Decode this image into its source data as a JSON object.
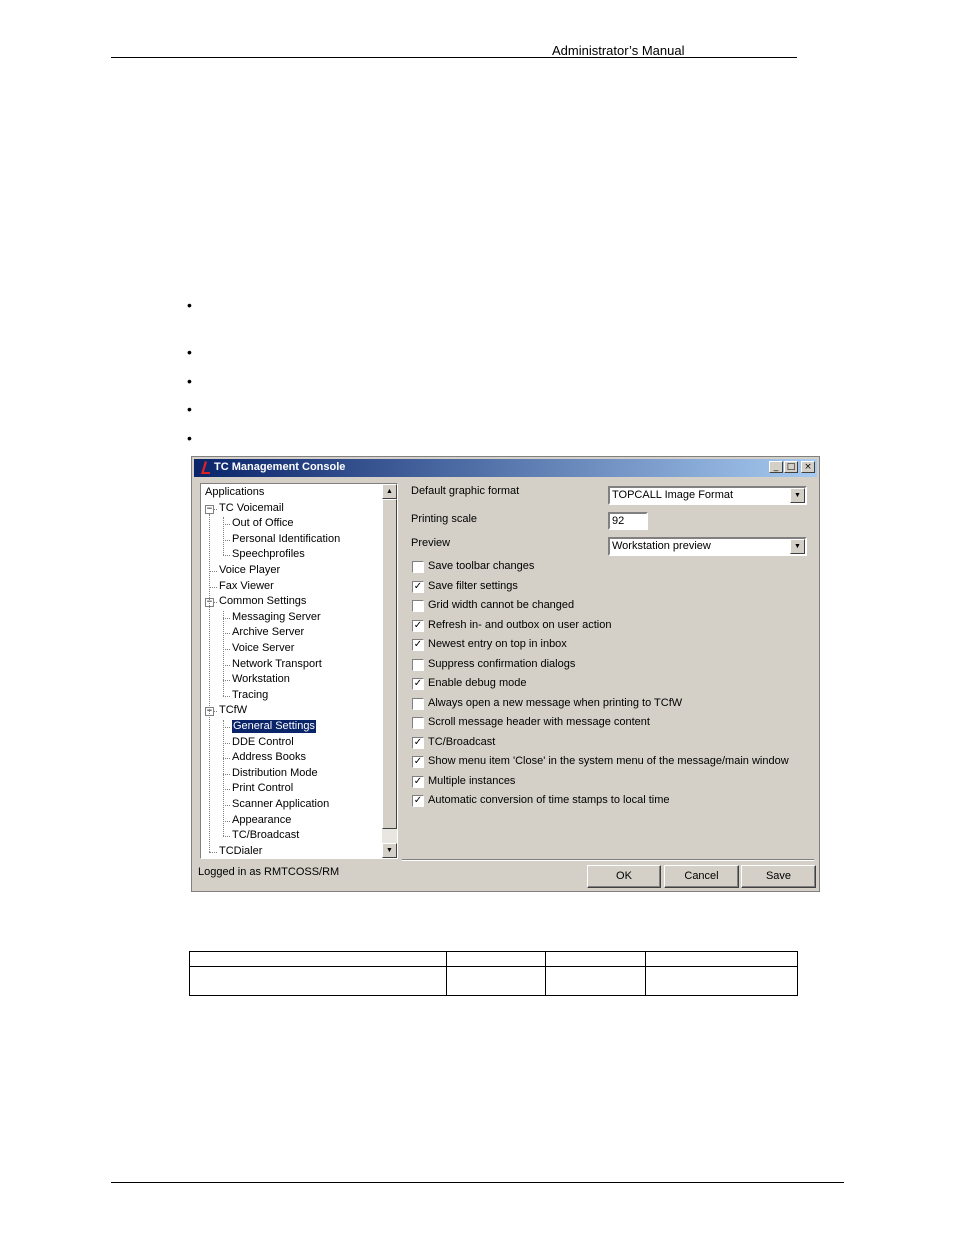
{
  "header": {
    "title": "Administrator’s Manual"
  },
  "window": {
    "title": "TC Management Console",
    "controls": {
      "minimize": "_",
      "maximize": "□",
      "close": "×"
    },
    "tree": [
      {
        "label": "Applications",
        "level": 0
      },
      {
        "label": "TC Voicemail",
        "level": 1,
        "expander": "−"
      },
      {
        "label": "Out of Office",
        "level": 2
      },
      {
        "label": "Personal Identification",
        "level": 2
      },
      {
        "label": "Speechprofiles",
        "level": 2
      },
      {
        "label": "Voice Player",
        "level": 1
      },
      {
        "label": "Fax Viewer",
        "level": 1
      },
      {
        "label": "Common Settings",
        "level": 1,
        "expander": "−"
      },
      {
        "label": "Messaging Server",
        "level": 2
      },
      {
        "label": "Archive Server",
        "level": 2
      },
      {
        "label": "Voice Server",
        "level": 2
      },
      {
        "label": "Network Transport",
        "level": 2
      },
      {
        "label": "Workstation",
        "level": 2
      },
      {
        "label": "Tracing",
        "level": 2
      },
      {
        "label": "TCfW",
        "level": 1,
        "expander": "−"
      },
      {
        "label": "General Settings",
        "level": 2,
        "selected": true
      },
      {
        "label": "DDE Control",
        "level": 2
      },
      {
        "label": "Address Books",
        "level": 2
      },
      {
        "label": "Distribution Mode",
        "level": 2
      },
      {
        "label": "Print Control",
        "level": 2
      },
      {
        "label": "Scanner Application",
        "level": 2
      },
      {
        "label": "Appearance",
        "level": 2
      },
      {
        "label": "TC/Broadcast",
        "level": 2
      },
      {
        "label": "TCDialer",
        "level": 1
      }
    ],
    "settings": {
      "graphic_format_label": "Default graphic format",
      "graphic_format_value": "TOPCALL Image Format",
      "printing_scale_label": "Printing scale",
      "printing_scale_value": "92",
      "preview_label": "Preview",
      "preview_value": "Workstation preview",
      "checkboxes": [
        {
          "label": "Save toolbar changes",
          "checked": false
        },
        {
          "label": "Save filter settings",
          "checked": true
        },
        {
          "label": "Grid width cannot be changed",
          "checked": false
        },
        {
          "label": "Refresh in- and outbox on user action",
          "checked": true
        },
        {
          "label": "Newest entry on top in inbox",
          "checked": true
        },
        {
          "label": "Suppress confirmation dialogs",
          "checked": false
        },
        {
          "label": "Enable debug mode",
          "checked": true
        },
        {
          "label": "Always open a new message when printing to TCfW",
          "checked": false
        },
        {
          "label": "Scroll message header with message content",
          "checked": false
        },
        {
          "label": "TC/Broadcast",
          "checked": true
        },
        {
          "label": "Show menu item 'Close' in the system menu of the message/main window",
          "checked": true
        },
        {
          "label": "Multiple instances",
          "checked": true
        },
        {
          "label": "Automatic conversion of time stamps to local time",
          "checked": true
        }
      ]
    },
    "status": "Logged in as RMTCOSS/RM",
    "buttons": {
      "ok": "OK",
      "cancel": "Cancel",
      "save": "Save"
    }
  }
}
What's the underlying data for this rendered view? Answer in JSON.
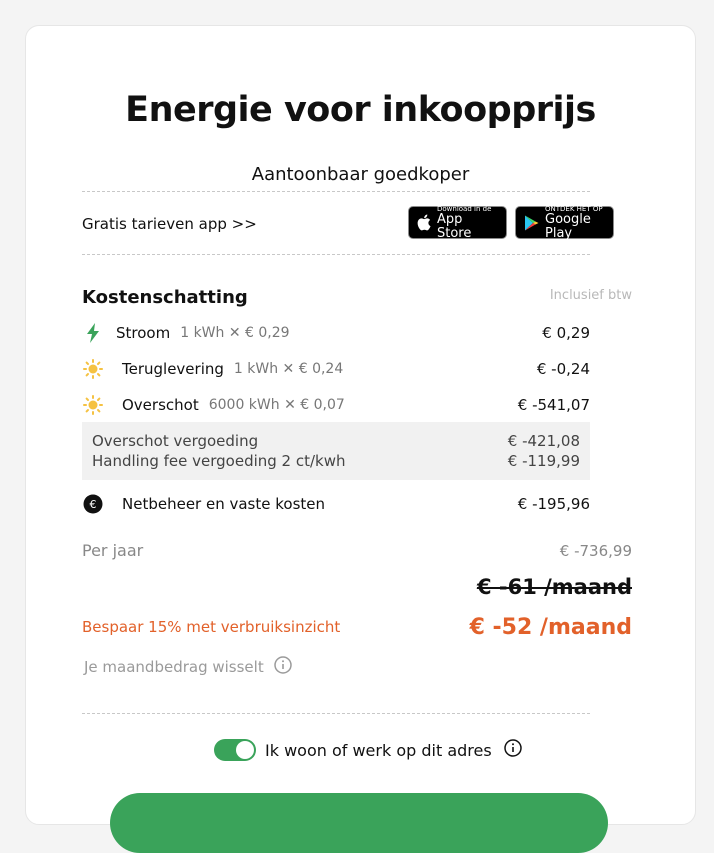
{
  "header": {
    "title": "Energie voor inkoopprijs",
    "subtitle": "Aantoonbaar goedkoper"
  },
  "app_promo": {
    "label": "Gratis tarieven app >>",
    "app_store": {
      "small": "Download in de",
      "big": "App Store"
    },
    "google_play": {
      "small": "ONTDEK HET OP",
      "big": "Google Play"
    }
  },
  "costs": {
    "title": "Kostenschatting",
    "incl_note": "Inclusief btw",
    "rows": [
      {
        "icon": "lightning-icon",
        "label": "Stroom",
        "detail": "1 kWh ✕ € 0,29",
        "amount": "€ 0,29"
      },
      {
        "icon": "sun-icon",
        "label": "Teruglevering",
        "detail": "1 kWh ✕ € 0,24",
        "amount": "€ -0,24"
      },
      {
        "icon": "sun-icon",
        "label": "Overschot",
        "detail": "6000 kWh ✕ € 0,07",
        "amount": "€ -541,07"
      }
    ],
    "sub": [
      {
        "label": "Overschot vergoeding",
        "amount": "€ -421,08"
      },
      {
        "label": "Handling fee vergoeding 2 ct/kwh",
        "amount": "€ -119,99"
      }
    ],
    "netbeheer": {
      "icon": "euro-coin-icon",
      "label": "Netbeheer en vaste kosten",
      "amount": "€ -195,96"
    },
    "per_jaar": {
      "label": "Per jaar",
      "amount": "€ -736,99"
    },
    "old_price": "€ -61 /maand",
    "save_label": "Bespaar 15% met verbruiksinzicht",
    "new_price": "€ -52 /maand",
    "note": "Je maandbedrag wisselt"
  },
  "address_toggle": {
    "label": "Ik woon of werk op dit adres",
    "checked": true
  },
  "colors": {
    "accent_green": "#3aa35a",
    "orange": "#e2612a"
  }
}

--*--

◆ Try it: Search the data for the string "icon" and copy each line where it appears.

◆ Solution for this task:
        "icon": "lightning-icon",
        "icon": "sun-icon",
        "icon": "sun-icon",
      "icon": "euro-coin-icon",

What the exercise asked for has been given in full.